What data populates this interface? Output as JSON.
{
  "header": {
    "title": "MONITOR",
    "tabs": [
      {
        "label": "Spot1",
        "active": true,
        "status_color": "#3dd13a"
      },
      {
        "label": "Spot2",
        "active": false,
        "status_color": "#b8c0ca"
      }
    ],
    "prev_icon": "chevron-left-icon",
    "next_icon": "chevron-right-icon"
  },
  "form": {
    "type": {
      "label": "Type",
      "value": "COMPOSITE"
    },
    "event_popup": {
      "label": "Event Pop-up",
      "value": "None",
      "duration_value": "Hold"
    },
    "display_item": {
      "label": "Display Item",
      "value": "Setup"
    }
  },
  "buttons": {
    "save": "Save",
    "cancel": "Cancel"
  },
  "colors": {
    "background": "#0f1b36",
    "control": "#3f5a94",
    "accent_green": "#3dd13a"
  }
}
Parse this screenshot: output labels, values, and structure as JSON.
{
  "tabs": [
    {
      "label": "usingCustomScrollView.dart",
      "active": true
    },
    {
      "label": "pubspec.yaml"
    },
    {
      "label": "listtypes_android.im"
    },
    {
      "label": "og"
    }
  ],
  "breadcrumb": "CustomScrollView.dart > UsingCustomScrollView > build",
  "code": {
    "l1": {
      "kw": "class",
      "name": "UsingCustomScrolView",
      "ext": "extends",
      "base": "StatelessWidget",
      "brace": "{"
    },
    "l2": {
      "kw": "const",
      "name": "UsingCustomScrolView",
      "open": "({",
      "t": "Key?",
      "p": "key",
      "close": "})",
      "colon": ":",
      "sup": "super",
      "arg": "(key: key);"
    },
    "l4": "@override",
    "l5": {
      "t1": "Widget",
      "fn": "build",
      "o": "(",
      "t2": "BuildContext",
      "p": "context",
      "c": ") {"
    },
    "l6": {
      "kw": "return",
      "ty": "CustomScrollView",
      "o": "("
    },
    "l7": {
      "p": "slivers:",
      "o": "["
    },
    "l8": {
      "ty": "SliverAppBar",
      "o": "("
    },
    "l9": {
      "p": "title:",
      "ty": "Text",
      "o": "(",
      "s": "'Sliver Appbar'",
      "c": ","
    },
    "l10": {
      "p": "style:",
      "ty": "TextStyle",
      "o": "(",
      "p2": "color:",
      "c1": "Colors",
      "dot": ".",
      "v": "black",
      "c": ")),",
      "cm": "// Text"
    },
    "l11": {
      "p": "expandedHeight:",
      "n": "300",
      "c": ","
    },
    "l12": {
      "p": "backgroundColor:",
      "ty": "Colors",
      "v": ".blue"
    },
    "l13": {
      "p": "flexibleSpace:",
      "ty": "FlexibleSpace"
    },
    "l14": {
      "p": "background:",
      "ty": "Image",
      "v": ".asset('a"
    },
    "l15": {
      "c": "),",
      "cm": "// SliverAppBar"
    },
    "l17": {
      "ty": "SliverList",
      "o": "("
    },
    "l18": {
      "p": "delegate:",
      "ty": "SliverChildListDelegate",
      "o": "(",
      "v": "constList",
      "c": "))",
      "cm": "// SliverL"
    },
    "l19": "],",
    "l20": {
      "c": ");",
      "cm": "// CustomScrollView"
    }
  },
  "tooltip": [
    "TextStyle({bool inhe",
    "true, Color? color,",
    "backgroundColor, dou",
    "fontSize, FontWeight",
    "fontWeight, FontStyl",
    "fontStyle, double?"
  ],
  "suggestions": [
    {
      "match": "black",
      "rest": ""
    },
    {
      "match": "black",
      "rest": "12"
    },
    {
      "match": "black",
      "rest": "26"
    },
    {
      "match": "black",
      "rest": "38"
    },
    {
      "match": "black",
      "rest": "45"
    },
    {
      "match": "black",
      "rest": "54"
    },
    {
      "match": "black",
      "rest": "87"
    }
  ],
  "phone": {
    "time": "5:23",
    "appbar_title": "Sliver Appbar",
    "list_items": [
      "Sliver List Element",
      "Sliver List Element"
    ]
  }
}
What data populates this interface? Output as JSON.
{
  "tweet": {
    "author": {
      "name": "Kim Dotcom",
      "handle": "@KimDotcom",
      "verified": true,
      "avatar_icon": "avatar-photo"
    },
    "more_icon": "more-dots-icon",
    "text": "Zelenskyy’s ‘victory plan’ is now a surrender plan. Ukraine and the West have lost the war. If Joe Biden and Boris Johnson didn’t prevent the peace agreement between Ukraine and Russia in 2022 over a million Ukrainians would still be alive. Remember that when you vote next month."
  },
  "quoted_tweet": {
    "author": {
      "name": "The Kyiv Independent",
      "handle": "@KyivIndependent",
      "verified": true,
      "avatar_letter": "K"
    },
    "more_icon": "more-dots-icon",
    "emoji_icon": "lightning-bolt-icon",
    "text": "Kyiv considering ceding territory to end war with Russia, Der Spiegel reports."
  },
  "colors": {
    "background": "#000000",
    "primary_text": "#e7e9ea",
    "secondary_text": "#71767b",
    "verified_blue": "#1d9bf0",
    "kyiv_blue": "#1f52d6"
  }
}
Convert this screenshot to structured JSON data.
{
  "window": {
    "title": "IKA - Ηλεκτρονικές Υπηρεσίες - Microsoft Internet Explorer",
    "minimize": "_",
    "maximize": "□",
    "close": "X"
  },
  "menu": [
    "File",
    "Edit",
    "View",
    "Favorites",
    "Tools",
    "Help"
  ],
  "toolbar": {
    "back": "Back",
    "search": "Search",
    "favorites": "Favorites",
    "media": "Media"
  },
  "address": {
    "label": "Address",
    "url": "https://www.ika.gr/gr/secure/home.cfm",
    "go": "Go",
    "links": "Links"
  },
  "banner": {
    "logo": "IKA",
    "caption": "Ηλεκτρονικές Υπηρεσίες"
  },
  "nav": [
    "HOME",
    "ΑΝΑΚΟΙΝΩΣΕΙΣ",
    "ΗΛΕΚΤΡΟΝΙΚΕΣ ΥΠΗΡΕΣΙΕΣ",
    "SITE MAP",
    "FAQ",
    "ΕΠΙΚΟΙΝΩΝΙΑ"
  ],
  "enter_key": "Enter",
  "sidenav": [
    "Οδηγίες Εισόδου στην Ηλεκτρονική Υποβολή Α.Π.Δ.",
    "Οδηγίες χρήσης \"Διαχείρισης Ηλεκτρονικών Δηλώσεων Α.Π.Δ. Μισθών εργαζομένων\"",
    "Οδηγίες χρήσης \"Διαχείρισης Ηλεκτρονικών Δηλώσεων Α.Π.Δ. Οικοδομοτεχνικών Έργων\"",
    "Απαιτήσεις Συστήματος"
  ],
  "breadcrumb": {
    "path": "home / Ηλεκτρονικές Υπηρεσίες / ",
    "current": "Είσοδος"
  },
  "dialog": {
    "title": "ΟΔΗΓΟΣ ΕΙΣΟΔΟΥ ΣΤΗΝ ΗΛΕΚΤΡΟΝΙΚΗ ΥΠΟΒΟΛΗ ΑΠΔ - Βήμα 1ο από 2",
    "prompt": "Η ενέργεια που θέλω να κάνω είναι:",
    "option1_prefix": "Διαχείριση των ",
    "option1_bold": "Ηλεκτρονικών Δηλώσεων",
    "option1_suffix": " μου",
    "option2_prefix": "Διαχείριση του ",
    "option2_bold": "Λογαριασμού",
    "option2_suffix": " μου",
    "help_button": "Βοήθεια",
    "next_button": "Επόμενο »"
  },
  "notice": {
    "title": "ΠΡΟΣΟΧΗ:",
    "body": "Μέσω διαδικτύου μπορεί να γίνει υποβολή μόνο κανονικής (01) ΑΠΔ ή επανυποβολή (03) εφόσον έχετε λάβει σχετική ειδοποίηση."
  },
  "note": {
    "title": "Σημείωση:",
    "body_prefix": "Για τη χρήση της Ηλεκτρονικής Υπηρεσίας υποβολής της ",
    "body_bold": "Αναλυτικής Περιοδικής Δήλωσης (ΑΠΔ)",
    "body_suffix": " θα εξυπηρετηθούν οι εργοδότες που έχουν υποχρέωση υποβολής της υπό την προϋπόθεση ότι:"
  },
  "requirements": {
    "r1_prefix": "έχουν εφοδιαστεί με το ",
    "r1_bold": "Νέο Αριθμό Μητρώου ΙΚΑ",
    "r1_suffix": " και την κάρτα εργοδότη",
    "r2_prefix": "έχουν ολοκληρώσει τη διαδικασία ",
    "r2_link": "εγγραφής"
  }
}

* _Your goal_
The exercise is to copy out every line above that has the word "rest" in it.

* _Solution to this problem_
      "rest": ""
      "rest": "12"
      "rest": "26"
      "rest": "38"
      "rest": "45"
      "rest": "54"
      "rest": "87"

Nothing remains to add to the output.